Scholars have long recognized a "difficulty in producing a single theory on the ethnogenesis of the Illyrians" given their heterogeneous nature. Modern scholarship is unable to refer to the Illyrians as a unique and compact people and agrees that they were a sum of ill-defined communities without common origins that never merged to a single ethnic entity. Older Pan-Illyrian theories are now dismissed by scholars, based as they were on racialistic notions of Nordicism and Aryanism; the specific theories have found little archaeological corroboration, as no convincing evidence for significant migratory movements from the Luzatian culture into the west Balkans have been found. Rather, archaeologists from the former Yugoslavia highlighted the continuity between the Bronze and succeeding Iron Age developing the so-called "autochthonous theory" of Illyrian genesis; the "autochthonous" model was most elaborated upon by Alojz Benac and B. Čović. They argued that the'proto-Illyrians' had arrived much earlier, during the Bronze Age as nomadic Indo-Europeans from the steppe.
From that point, there was a gradual Illyrianization of the western Balkans leading to historic Illyrians, with no early Iron Age migration from northern Europe. He did not deny a minor cultural impact from the northern Urnfield cultures, however "these movements had neither a profound influence on the stability.. of the Balkans, nor did they affect the ethnogenesis of the Illyrian ethnos". Aleksandar Stipčević raised concerns regarding Benac's all-encompassing scenario of autochthonous ethnogenesis, he points out "can one negate the participation of the bearers of the field-urn culture in the ethnogenesis of the Illyrian tribes who lived in present-day Slovenia and Croatia" or "Hellenistic and Mediterranean influences on southern Illyrians and Liburnians?". He concludes that Benac's model is only applicable to the Illyrian groups in Bosnia, western Serbia and a part of Dalmatia, where there had indeed been a settlement continuity and'native' progression of pottery sequences since the Bronze Age.
Following prevailing trends in discourse on identity in Iron Age Europe, current anthropological perspectives reject older theories of a longue duree ethnogenesis of Illyrians where'archaeological continuity' can be demonstrated to Bronze Age times.
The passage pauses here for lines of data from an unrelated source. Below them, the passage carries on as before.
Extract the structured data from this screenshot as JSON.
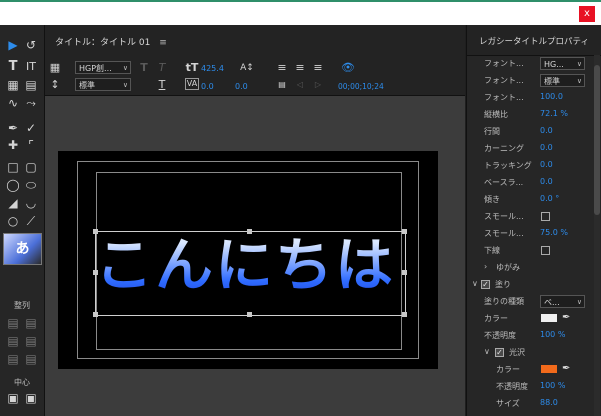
{
  "window": {
    "close_label": "x"
  },
  "tools": {
    "section_align": "整列",
    "section_center": "中心"
  },
  "header": {
    "tab_title": "タイトル：タイトル 01",
    "menu_icon": "hamburger-icon"
  },
  "toolbar": {
    "font_family": "HGP創...",
    "font_style": "標準",
    "font_size": "425.4",
    "kerning": "0.0",
    "leading": "0.0",
    "timecode": "00;00;10;24"
  },
  "canvas": {
    "text": "こんにちは"
  },
  "properties": {
    "title": "レガシータイトルプロパティ",
    "rows": {
      "font_family": {
        "label": "フォント...",
        "value": "HG..."
      },
      "font_style": {
        "label": "フォント...",
        "value": "標準"
      },
      "font_size": {
        "label": "フォント...",
        "value": "100.0"
      },
      "aspect": {
        "label": "縦横比",
        "value": "72.1 %"
      },
      "leading": {
        "label": "行間",
        "value": "0.0"
      },
      "kerning": {
        "label": "カーニング",
        "value": "0.0"
      },
      "tracking": {
        "label": "トラッキング",
        "value": "0.0"
      },
      "baseline": {
        "label": "ベースラ...",
        "value": "0.0"
      },
      "slant": {
        "label": "傾き",
        "value": "0.0 °"
      },
      "smallcaps": {
        "label": "スモール..."
      },
      "smallcaps_size": {
        "label": "スモール...",
        "value": "75.0 %"
      },
      "underline": {
        "label": "下線"
      },
      "distort": {
        "label": "ゆがみ"
      },
      "fill": {
        "label": "塗り"
      },
      "fill_type": {
        "label": "塗りの種類",
        "value": "ベ..."
      },
      "color": {
        "label": "カラー"
      },
      "opacity": {
        "label": "不透明度",
        "value": "100 %"
      },
      "sheen": {
        "label": "光沢"
      },
      "sheen_color": {
        "label": "カラー"
      },
      "sheen_opacity": {
        "label": "不透明度",
        "value": "100 %"
      },
      "sheen_size": {
        "label": "サイズ",
        "value": "88.0"
      }
    },
    "colors": {
      "fill_color": "#f0f0f0",
      "sheen_color": "#f26a1b"
    }
  }
}
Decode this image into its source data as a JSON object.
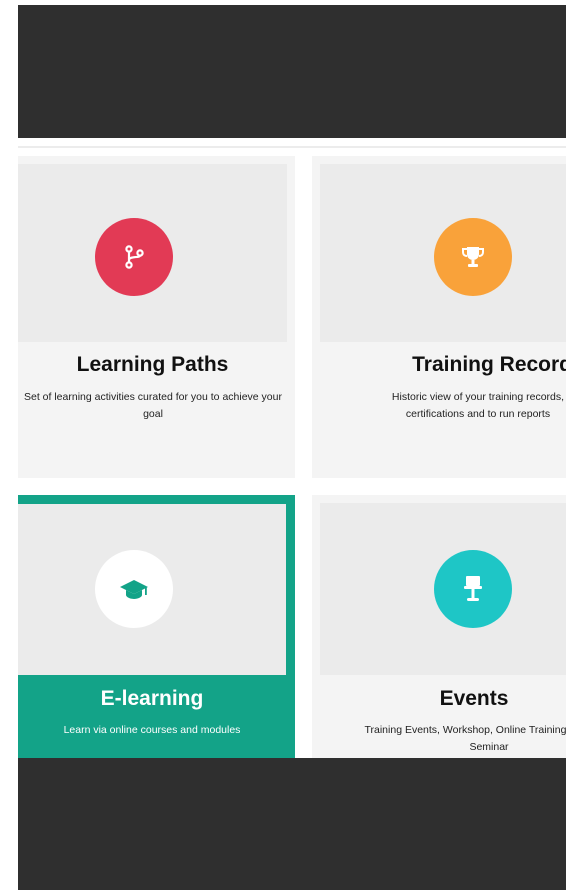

They rather see the emergence of historic Illyrians tribes as a more recent phenomenon - just prior to their first attestation; the impetus behind the emergence of larger regional groups, such as "Iapodes", "Liburnians", "Pannonians" etc. is traced to increased contacts with the Mediterranean and La Tène'global worlds'. This catalyzed "the development of more complex political institutions and the increase in differences between individual communities". Emerging local elites selectively adopted either La Tène or Hellenistic and Roman cultural templates "in order to legitimise and strengthen domination within their communities, they were competing fiercely through either conflict and resistance to Roman expansion. Thus, they established more complex political alliances, which convinced